=== Data ===

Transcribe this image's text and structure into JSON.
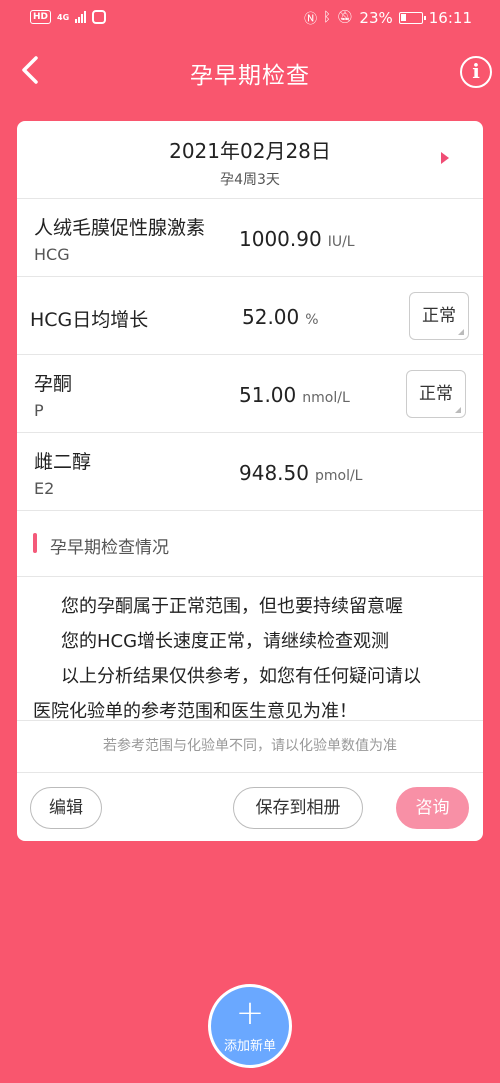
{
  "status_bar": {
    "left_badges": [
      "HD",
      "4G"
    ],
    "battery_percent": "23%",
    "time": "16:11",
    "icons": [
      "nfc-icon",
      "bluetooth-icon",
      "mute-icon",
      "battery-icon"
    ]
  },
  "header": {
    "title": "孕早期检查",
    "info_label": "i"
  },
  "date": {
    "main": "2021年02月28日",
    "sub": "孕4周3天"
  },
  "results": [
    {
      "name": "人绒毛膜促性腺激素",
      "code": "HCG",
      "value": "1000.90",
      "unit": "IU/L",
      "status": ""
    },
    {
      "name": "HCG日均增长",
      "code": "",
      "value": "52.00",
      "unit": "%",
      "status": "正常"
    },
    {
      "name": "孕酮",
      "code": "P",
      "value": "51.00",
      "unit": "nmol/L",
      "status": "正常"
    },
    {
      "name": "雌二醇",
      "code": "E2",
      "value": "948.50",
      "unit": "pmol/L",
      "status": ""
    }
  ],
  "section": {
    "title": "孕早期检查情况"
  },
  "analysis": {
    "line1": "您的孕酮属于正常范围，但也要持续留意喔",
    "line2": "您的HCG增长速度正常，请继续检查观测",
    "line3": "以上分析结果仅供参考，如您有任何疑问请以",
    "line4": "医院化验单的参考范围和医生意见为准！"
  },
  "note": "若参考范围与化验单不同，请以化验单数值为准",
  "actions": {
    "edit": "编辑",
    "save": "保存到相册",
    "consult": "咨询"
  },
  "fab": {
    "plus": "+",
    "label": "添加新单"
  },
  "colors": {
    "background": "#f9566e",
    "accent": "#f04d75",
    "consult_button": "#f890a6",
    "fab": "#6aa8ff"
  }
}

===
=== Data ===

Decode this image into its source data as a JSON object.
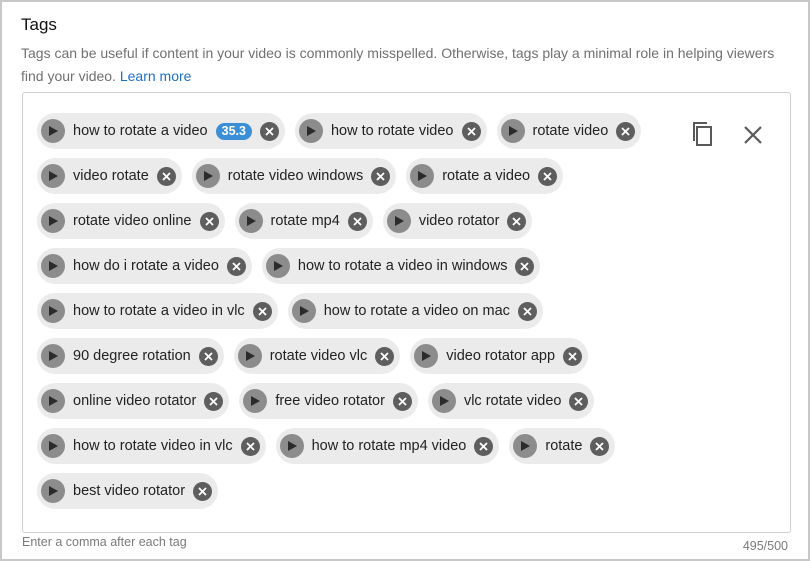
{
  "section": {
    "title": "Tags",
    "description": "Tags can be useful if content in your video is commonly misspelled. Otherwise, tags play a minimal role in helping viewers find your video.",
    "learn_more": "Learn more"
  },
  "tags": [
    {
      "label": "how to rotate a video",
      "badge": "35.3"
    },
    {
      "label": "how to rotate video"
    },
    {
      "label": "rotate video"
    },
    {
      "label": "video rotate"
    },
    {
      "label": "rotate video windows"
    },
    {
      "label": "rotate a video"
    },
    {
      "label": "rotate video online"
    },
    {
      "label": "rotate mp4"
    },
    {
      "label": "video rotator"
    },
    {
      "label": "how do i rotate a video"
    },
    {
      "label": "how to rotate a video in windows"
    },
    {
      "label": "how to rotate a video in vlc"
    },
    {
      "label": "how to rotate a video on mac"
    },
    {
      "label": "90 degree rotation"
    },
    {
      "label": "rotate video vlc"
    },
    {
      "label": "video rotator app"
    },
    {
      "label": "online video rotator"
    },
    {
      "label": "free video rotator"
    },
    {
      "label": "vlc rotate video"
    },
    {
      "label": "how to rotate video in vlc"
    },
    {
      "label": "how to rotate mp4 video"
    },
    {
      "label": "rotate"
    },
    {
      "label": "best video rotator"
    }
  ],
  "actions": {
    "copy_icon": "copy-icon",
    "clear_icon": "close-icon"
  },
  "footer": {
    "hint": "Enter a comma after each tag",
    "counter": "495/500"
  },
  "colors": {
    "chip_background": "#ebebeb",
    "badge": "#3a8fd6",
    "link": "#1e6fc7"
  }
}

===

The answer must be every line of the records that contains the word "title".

## [Answer section]
    "title": "孕早期检查",
    "title": "孕早期检查情况"
    "title": "Tags",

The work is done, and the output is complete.